A contentious call concerning Ole Gunnar Solskjaer's managerial imprint on Manchester United drew a range of responses from his supporters last week, with some plausible enough for further exploration.
The World Game's Debate piece surrounding Solskjaer's results thus far highlighted that, statistically, he is the worst United manager since Dave Sexton some 40 years ago.
With the likes of Louis van Gaal, Jose Mourinho and David Moyes posting a more positive return at the club - and the latter in less-afforded time - such a verdict suggested the Norwegian's legendary status at Old Trafford had helped keep him in command.
However, not all agreed, and now The World Game fans have the chance to witness their rebuttals responded to, in what will conclude the first of an interactive series surrounding football's most talked-about topics.
Moyes wins hands down - for now
Indeed, Sir Alex Ferguson's successor at United lasted just 10 months in charge, and failed to defend the Premier League crown in the 2013-14 season.
But while that may suggest his squad was 'more talented' than Solskjaer's current crop, further inspection perhaps proves otherwise.
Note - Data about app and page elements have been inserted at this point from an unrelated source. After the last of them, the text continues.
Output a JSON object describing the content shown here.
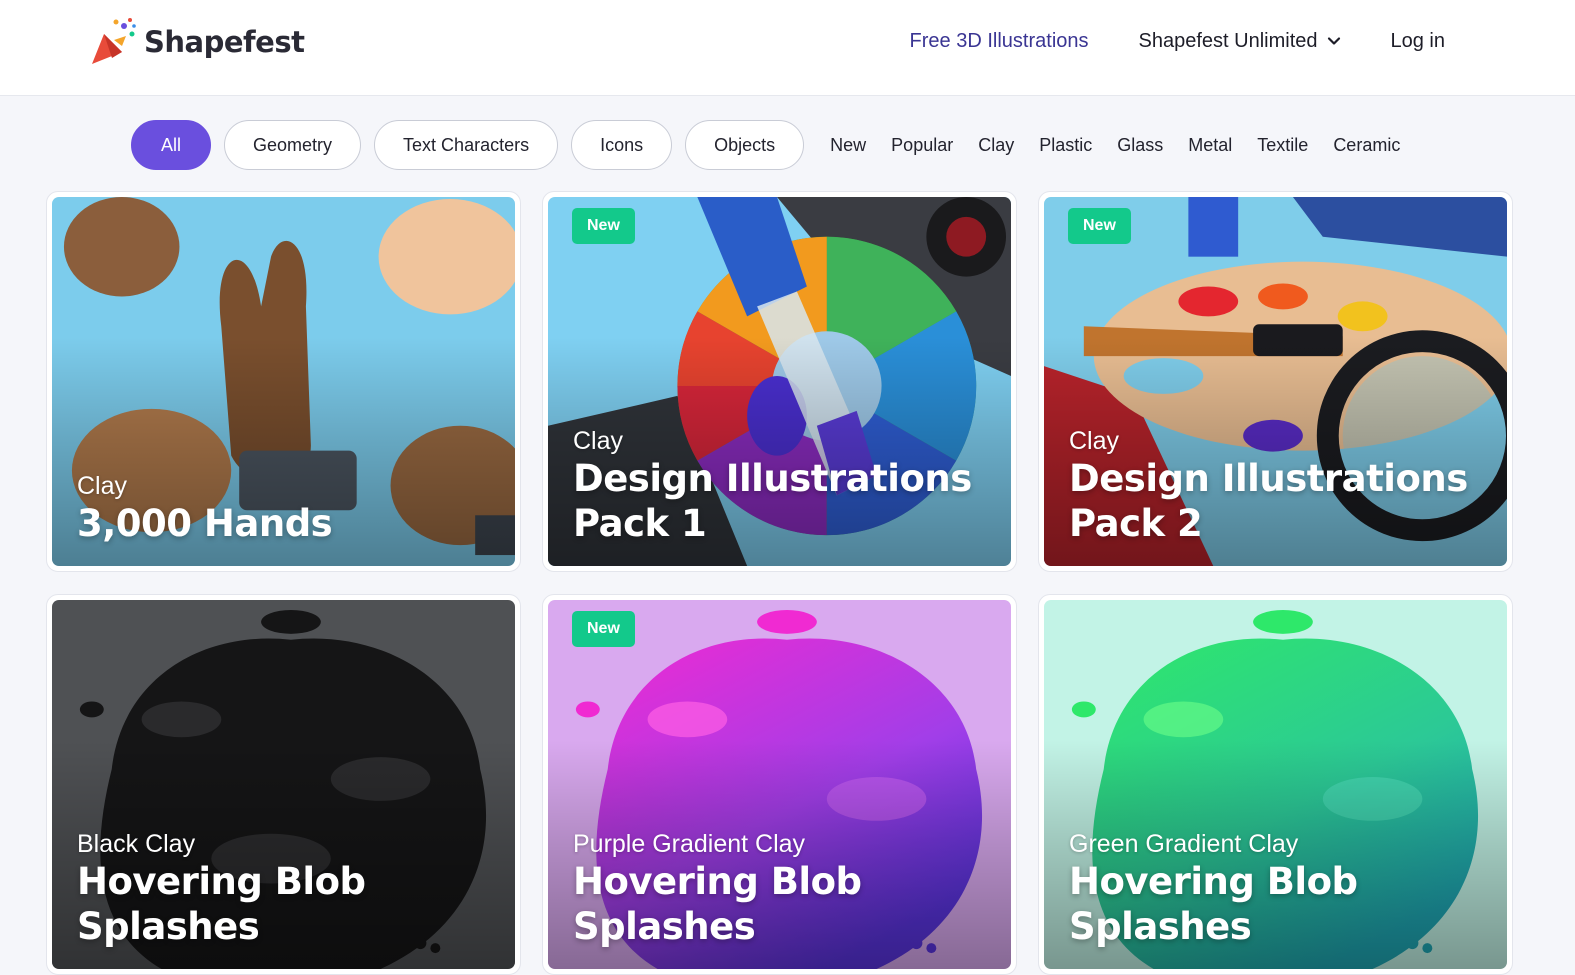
{
  "brand": {
    "name": "Shapefest",
    "logo_icon": "party-cone-logo",
    "colors": {
      "accent": "#6a4fde",
      "badge": "#13c98b",
      "nav_accent": "#3a3593"
    }
  },
  "nav": {
    "free_illustrations": "Free 3D Illustrations",
    "unlimited": "Shapefest Unlimited",
    "login": "Log in"
  },
  "filters": {
    "pills": [
      {
        "label": "All",
        "active": true
      },
      {
        "label": "Geometry",
        "active": false
      },
      {
        "label": "Text Characters",
        "active": false
      },
      {
        "label": "Icons",
        "active": false
      },
      {
        "label": "Objects",
        "active": false
      }
    ],
    "tags": [
      "New",
      "Popular",
      "Clay",
      "Plastic",
      "Glass",
      "Metal",
      "Textile",
      "Ceramic"
    ]
  },
  "cards": [
    {
      "badge": "",
      "subtitle": "Clay",
      "title": "3,000 Hands",
      "art": "clay-hands"
    },
    {
      "badge": "New",
      "subtitle": "Clay",
      "title": "Design Illustrations Pack 1",
      "art": "color-wheel-dropper"
    },
    {
      "badge": "New",
      "subtitle": "Clay",
      "title": "Design Illustrations Pack 2",
      "art": "paint-palette-magnifier"
    },
    {
      "badge": "",
      "subtitle": "Black Clay",
      "title": "Hovering Blob Splashes",
      "art": "black-blob-splash"
    },
    {
      "badge": "New",
      "subtitle": "Purple Gradient Clay",
      "title": "Hovering Blob Splashes",
      "art": "purple-blob-splash"
    },
    {
      "badge": "",
      "subtitle": "Green Gradient Clay",
      "title": "Hovering Blob Splashes",
      "art": "green-blob-splash"
    }
  ]
}
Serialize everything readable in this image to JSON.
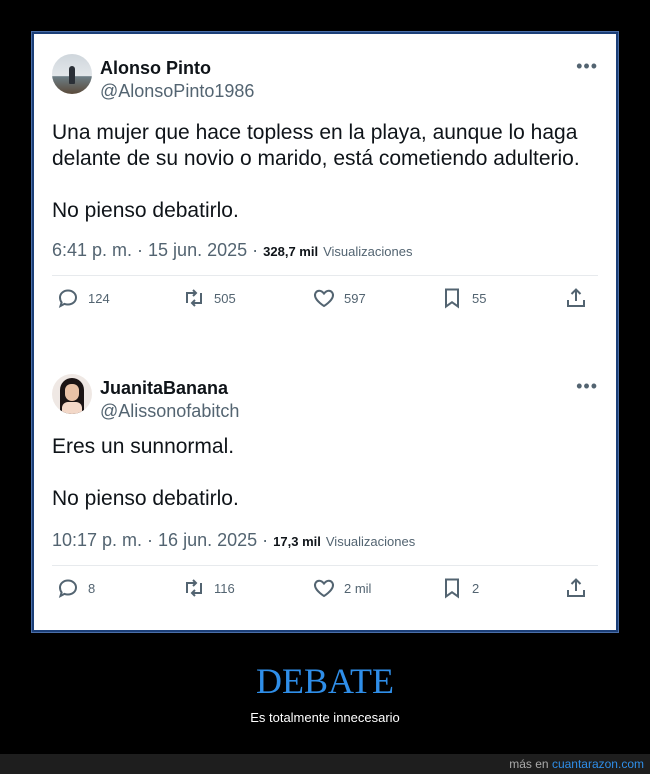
{
  "tweets": [
    {
      "author_name": "Alonso Pinto",
      "handle": "@AlonsoPinto1986",
      "more_label": "•••",
      "paragraphs": [
        "Una mujer que hace topless en la playa, aunque lo haga delante de su novio o marido, está cometiendo adulterio.",
        "No pienso debatirlo."
      ],
      "time": "6:41 p. m. · 15 jun. 2025 ·",
      "views": "328,7 mil",
      "views_label": "Visualizaciones",
      "replies": "124",
      "retweets": "505",
      "likes": "597",
      "bookmarks": "55"
    },
    {
      "author_name": "JuanitaBanana",
      "handle": "@Alissonofabitch",
      "more_label": "•••",
      "paragraphs": [
        "Eres un sunnormal.",
        "No pienso debatirlo."
      ],
      "time": "10:17 p. m. · 16 jun. 2025 ·",
      "views": "17,3 mil",
      "views_label": "Visualizaciones",
      "replies": "8",
      "retweets": "116",
      "likes": "2 mil",
      "bookmarks": "2"
    }
  ],
  "caption": {
    "title": "DEBATE",
    "subtitle": "Es totalmente innecesario"
  },
  "footer": {
    "prefix": "más en",
    "site": "cuantarazon.com"
  },
  "colors": {
    "accent": "#2f8ee8",
    "text_primary": "#0f1419",
    "text_secondary": "#536471"
  },
  "icons": [
    "reply-icon",
    "retweet-icon",
    "like-icon",
    "bookmark-icon",
    "share-icon"
  ]
}
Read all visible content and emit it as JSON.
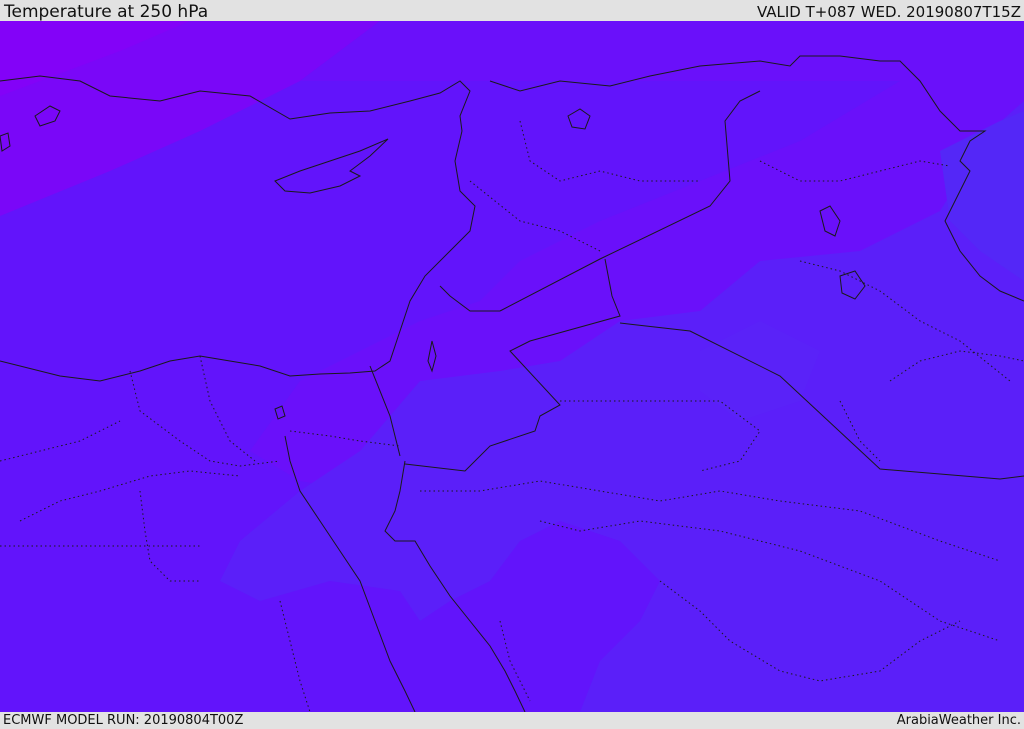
{
  "header": {
    "title": "Temperature at 250 hPa",
    "valid": "VALID T+087 WED. 20190807T15Z"
  },
  "footer": {
    "model_run": "ECMWF MODEL RUN: 20190804T00Z",
    "credit": "ArabiaWeather Inc."
  },
  "colors": {
    "warm_band": "#8302f8",
    "band_violet": "#6d0ff9",
    "band_indigo": "#6214fb",
    "band_blue": "#5b1ff9",
    "band_light_blue": "#5427f7",
    "coast_line": "#1a1a1a"
  }
}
Of all Ferguson's title-winning teams, his 2012-13 iteration were distinctly void of their usual quality and served as one final example of the Scot's brilliant man management.
With an ageing old guard nearing retirement, it was the ever-present Michael Carrick alongside the likes of Ashley Young, Tom Cleverley, Nani and Antontio Valencia in midfield, while Jonny Evans and Rafael joined veterans Rio Ferdinand and Patrice Evra in defence.
Instead of 'alienating' such a squad - spearheaded by Robin van Persie - Moyes retained their services, only to realise the reality of their collective regression, before van Gaal cleared the majority out in 2014.
Despite the arrival of Daniel James, Aaron Wan-Bissaka, Harry Maguire and Bruno Fernandes, Solskjaer could do with further recruitment, even if the £187 million (A$359 million) already spent exceeds Moyes' allowance by some £119 million (A$228 million).
That being said, the 47-year-old has hit the mark with each one, and therefore should be trusted to continue adding to his collection.
The squad isn't his yet
It's an argument long-used in football fraternities, designed to defend incoming managers but ironically, not all of them.
Despite moving 20 players on prior to the 2019-20 season, and spending almost £200 million (A$384 million) on arrivals, the main defence of Solskjaer's record revolves around his squad and its "rebuild".
And yet, such an argument was absent for the aforementioned Moyes, who had signed a six-year deal in acknowledgement of its very necessity at the club.
"I think I was unfairly treated ... if I knew I was only going to have 10 months and not six years, I might not have taken my time," Moyes told Goals on Sunday in 2016.
"It was going to take a little bit of time to change things round. There was rebuilding to be done.
"I was fortunate to take over the champions from Sir Alex Ferguson, but I think that team had probably had its journey and was going to need change... but when you are given six years, you expect to be given that."
It is this inconsistency that created this debate, which leaves us to wonder how much more time Moyes would have gotten had he, too, been a part of United's storied history.
The truth is 'beautiful, not ugly'
Contrary to the Debate's original verdict, Solskjaer's future at United has the potential to improve due to his "drive, passion and determination to get us back to our best."
The potent super-sub has a special affinity for the club and knows what it takes to succeed.
Should he achieve as much at the managerial level, perhaps then this 'ugly' truth might well have been 'beautiful' all along.